Jens Galschioet the artist who created the work in question, said that his presence in Hong Kong is necessary to ensure the sculpture is moved safely and without damage. The sculpture which commemorates the 1989 Tiananmen Square massacre, has drawn drastic criticism from the current Chinese government who wishes the incident would be forgotten, and incident that the estimated dead were numbered in the hundreds if not thousands with thousands more being wounded by an oppressive socialist government cracking down on freedom of speech. Original story by the AP:
The copper sculpture depicting dozens of torn and twisted bodies has been on display at the University of Hong Kong for 24 years
COPENHAGEN, Denmark (AP) — A Danish artist who is seeking to retrieve his sculpture in Hong Kong commemorating the victims of China’s 1989 Tiananmen Square crackdown said Friday he wants safe passage guaranteed for himself and his employees when they dismantle and remove the artwork called “Pillar of Shame,” which is at the center of a controversy.
In an open letter, artist Jens Galschioet said that his presence in Hong Kong is “necessary” because the 8-meter-tall (26.25 feet), two-ton sculpture is “very difficult to move … without causing significant and irreparable damage.”
The copper sculpture depicting dozens of torn and twisted bodies has been on display at the University of Hong Kong and has been in the city for 24 years.
In 1989, China’s leaders sent in the military to end pro-democracy protests in Beijing’s Tiananmen Square, killing hundreds, and possibly thousands, of people.
The ruling Communist Party has squashed any public discussion or memorializing of the events in mainland China. For years, the only major memorial on Chinese soil was an annual candlelight vigil in Hong Kong, but authorities have banned the gathering for the past two years, citing COVID-19 concerns.
Galschioet said he wants to bring the sculpture back to Denmark and wants “a guarantee that my employees and I will not be prosecuted in relation to the disassemblement and moving of the monument.”

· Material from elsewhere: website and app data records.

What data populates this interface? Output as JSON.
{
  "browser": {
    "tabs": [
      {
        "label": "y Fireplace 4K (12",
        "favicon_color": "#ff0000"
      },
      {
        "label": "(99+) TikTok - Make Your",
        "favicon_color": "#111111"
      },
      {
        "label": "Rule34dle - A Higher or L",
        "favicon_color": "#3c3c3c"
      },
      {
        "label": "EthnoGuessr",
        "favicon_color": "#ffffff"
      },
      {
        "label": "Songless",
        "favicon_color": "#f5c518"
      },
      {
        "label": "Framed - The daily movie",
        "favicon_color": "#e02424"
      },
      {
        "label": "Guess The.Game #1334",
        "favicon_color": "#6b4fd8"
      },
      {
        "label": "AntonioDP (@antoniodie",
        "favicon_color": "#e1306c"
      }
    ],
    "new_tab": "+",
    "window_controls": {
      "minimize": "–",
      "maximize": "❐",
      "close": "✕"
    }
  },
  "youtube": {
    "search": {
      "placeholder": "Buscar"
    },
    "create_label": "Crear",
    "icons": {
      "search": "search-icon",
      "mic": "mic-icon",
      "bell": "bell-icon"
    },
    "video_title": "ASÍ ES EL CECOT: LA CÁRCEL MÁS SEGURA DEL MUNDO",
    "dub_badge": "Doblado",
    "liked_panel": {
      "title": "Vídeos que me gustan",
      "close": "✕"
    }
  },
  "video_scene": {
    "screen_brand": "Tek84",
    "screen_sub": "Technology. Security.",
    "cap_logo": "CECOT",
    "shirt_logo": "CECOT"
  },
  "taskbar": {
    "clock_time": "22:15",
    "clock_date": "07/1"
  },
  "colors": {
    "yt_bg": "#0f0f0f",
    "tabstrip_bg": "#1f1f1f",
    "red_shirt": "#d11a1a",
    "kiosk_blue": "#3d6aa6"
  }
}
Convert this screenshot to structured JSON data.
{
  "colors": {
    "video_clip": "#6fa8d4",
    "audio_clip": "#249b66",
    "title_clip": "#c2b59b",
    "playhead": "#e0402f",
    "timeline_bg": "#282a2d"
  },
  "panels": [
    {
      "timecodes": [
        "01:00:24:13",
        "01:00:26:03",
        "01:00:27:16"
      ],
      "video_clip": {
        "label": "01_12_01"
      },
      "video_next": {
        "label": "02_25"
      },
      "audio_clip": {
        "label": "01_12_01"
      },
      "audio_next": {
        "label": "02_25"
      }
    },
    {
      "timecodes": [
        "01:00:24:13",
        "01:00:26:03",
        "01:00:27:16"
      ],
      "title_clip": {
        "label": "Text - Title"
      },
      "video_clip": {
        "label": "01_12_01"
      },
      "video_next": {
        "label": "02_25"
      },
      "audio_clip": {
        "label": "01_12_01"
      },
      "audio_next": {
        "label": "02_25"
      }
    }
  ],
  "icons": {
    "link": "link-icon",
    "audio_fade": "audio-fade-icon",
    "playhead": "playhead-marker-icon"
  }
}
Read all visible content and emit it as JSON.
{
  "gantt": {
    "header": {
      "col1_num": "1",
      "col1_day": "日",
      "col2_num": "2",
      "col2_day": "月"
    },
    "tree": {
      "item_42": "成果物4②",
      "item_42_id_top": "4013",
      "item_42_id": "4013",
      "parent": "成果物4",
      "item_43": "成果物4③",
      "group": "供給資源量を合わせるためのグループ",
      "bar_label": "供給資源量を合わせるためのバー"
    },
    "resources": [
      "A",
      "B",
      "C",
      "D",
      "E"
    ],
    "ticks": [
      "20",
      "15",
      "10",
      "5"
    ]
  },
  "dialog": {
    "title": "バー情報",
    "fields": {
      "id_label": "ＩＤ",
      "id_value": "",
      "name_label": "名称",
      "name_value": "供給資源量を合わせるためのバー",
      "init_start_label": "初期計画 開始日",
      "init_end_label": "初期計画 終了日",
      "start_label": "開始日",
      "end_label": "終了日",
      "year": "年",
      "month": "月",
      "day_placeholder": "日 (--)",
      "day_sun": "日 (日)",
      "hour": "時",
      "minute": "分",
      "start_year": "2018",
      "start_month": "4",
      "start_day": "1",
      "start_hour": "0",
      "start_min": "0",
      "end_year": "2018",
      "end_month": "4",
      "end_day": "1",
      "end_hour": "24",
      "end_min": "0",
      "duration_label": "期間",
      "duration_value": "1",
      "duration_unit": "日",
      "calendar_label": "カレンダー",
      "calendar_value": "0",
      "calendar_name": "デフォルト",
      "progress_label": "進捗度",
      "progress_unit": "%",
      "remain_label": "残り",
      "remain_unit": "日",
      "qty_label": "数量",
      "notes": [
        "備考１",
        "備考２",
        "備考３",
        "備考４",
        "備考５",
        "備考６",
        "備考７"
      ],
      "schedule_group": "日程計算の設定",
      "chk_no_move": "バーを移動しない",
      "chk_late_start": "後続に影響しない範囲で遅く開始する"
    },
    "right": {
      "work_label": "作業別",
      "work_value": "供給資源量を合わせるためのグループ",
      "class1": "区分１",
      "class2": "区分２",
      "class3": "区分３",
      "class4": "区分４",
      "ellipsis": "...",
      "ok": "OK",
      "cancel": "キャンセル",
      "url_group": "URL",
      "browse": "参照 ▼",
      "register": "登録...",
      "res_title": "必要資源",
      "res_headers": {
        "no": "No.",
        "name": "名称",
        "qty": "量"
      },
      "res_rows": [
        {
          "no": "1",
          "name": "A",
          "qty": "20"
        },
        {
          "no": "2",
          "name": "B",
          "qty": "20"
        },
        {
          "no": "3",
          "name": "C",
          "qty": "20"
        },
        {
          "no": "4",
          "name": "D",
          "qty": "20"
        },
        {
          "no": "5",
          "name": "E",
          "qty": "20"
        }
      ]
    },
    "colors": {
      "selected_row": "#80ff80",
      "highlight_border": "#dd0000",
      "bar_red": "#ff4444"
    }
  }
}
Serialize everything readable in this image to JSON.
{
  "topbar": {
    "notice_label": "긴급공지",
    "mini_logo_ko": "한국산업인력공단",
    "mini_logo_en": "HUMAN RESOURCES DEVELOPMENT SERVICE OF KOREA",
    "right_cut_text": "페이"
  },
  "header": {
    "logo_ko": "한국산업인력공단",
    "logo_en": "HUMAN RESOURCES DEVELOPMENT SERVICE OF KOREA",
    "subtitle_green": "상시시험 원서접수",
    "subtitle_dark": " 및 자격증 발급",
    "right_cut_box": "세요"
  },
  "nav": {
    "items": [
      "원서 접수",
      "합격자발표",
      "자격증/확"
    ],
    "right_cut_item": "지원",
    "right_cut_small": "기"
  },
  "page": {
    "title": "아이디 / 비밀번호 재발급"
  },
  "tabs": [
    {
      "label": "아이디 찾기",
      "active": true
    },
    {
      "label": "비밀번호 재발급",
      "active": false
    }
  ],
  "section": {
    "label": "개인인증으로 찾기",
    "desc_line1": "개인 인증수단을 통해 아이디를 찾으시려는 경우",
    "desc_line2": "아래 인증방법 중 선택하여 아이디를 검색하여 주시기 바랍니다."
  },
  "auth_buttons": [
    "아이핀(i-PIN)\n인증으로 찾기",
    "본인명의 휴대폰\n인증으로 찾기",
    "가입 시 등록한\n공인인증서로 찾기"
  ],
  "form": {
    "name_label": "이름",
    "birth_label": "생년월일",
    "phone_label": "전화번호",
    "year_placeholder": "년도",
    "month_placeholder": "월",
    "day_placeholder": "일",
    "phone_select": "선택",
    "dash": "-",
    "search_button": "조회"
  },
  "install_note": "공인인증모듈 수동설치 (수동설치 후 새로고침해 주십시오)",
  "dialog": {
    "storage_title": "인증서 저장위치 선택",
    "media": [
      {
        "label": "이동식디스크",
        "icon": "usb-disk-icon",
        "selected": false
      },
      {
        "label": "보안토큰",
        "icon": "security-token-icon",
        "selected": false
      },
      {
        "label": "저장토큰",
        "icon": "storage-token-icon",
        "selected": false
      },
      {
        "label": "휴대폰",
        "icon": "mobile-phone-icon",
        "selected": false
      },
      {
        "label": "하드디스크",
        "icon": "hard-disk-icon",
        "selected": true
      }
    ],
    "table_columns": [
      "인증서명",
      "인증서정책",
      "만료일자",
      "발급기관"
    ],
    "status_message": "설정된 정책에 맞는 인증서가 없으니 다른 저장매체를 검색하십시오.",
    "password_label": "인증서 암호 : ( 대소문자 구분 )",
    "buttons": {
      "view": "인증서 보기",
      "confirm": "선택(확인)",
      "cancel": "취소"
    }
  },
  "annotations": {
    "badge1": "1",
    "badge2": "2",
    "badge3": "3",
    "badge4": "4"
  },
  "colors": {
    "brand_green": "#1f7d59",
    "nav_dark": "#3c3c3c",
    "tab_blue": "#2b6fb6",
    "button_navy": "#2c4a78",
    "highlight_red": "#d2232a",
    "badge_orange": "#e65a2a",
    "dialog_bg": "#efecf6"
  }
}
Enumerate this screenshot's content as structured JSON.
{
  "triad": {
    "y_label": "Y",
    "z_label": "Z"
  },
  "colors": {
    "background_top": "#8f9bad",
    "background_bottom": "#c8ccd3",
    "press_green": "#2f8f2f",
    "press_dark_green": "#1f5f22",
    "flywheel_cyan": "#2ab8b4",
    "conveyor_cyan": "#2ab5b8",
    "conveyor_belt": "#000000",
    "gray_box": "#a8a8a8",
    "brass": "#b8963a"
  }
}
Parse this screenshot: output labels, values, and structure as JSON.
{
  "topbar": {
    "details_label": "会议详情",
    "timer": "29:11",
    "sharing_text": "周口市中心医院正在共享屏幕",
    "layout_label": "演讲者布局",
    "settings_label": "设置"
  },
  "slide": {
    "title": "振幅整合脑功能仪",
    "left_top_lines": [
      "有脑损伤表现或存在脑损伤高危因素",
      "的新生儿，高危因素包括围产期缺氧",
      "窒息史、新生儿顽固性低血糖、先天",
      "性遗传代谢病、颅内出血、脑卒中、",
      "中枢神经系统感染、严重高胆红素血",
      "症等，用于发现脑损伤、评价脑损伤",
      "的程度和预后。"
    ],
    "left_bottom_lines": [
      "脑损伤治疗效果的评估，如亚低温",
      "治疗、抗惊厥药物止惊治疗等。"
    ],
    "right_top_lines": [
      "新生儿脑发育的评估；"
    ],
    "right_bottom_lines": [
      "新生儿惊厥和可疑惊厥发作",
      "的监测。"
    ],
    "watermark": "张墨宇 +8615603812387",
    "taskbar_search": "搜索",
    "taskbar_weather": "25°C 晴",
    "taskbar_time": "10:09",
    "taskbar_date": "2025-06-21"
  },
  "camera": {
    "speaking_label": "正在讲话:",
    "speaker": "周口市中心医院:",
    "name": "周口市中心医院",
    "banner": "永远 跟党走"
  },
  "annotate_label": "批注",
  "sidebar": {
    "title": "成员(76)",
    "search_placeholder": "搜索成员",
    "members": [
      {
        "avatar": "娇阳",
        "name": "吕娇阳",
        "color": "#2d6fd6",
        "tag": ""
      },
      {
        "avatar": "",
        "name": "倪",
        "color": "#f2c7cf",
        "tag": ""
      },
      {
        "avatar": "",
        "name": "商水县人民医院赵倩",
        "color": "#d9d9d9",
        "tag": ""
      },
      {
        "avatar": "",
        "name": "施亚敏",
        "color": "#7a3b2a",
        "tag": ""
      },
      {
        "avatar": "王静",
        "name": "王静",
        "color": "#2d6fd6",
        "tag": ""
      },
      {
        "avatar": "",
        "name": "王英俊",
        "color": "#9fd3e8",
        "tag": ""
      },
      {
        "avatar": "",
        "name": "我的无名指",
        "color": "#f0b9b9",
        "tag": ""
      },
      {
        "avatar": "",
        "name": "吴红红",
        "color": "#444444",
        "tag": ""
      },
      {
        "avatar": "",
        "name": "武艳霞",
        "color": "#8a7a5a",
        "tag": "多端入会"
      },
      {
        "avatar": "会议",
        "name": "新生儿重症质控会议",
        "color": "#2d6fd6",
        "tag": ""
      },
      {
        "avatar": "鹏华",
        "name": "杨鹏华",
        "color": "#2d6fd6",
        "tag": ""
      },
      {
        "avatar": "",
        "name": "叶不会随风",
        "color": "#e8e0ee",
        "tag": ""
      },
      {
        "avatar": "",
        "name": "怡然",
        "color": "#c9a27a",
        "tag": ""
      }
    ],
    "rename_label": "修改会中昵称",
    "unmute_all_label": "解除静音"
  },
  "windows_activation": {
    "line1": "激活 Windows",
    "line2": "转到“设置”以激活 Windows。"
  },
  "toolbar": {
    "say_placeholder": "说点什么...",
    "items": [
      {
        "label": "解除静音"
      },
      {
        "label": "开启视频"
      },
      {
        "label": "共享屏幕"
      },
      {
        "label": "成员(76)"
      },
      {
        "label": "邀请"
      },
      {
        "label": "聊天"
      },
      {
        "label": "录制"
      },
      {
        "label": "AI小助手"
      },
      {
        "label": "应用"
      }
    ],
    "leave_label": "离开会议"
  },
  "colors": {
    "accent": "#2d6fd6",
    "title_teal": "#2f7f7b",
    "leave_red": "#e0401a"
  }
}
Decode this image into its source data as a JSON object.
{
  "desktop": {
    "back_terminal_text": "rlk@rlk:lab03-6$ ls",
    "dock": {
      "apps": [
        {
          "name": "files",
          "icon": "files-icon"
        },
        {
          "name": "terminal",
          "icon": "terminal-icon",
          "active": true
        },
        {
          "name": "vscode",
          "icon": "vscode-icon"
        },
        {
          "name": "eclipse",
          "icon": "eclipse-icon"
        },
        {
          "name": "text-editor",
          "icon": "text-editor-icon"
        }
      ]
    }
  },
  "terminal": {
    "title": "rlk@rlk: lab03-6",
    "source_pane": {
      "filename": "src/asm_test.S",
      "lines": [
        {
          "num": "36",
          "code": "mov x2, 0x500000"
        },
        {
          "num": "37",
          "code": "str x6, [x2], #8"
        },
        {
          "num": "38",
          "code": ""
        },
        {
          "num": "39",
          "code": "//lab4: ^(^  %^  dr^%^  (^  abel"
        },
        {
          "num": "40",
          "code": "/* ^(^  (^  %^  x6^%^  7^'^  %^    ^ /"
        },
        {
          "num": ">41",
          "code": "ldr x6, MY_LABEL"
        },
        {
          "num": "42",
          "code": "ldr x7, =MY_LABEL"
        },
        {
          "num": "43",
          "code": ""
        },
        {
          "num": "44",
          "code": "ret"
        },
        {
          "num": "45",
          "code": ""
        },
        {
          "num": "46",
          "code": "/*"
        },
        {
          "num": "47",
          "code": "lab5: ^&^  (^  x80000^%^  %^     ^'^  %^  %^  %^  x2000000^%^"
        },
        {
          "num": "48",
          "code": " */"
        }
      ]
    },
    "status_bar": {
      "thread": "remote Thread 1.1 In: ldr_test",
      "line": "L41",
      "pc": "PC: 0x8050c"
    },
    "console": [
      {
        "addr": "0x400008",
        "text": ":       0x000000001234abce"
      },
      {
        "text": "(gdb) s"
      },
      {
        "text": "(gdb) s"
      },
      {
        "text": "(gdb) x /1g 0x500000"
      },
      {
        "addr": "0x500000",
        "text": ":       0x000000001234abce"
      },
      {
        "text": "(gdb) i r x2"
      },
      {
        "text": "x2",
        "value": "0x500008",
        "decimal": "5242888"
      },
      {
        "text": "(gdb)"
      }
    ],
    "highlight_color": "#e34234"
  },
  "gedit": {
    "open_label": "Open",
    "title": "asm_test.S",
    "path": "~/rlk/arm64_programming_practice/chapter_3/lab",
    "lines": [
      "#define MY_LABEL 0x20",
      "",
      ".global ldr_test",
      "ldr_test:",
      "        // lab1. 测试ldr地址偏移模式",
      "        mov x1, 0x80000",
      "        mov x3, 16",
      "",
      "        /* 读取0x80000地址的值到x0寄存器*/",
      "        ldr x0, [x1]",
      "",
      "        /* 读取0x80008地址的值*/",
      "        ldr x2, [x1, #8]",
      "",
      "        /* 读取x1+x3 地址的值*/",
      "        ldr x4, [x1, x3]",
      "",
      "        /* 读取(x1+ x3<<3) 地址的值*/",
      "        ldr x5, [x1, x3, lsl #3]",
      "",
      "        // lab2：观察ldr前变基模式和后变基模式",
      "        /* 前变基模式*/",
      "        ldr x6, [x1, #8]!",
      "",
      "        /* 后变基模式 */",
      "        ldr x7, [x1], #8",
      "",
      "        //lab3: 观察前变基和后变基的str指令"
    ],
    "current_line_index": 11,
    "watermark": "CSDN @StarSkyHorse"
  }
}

In October, the university in the semi-autonomous city demanded the removal of the “Pillar of Shame” and set a deadline, but no immediate action was taken after the time limit passed.
“I can understand from the press that the introduction of the new security legislation in Hong Kong means that there is a legal basis for arresting foreign nationals who engage in activities that criticize China,” Galschioet wrote. He warned that the removal of the sculpture “will lead to activities and media coverage that could be perceived as criticism of China.”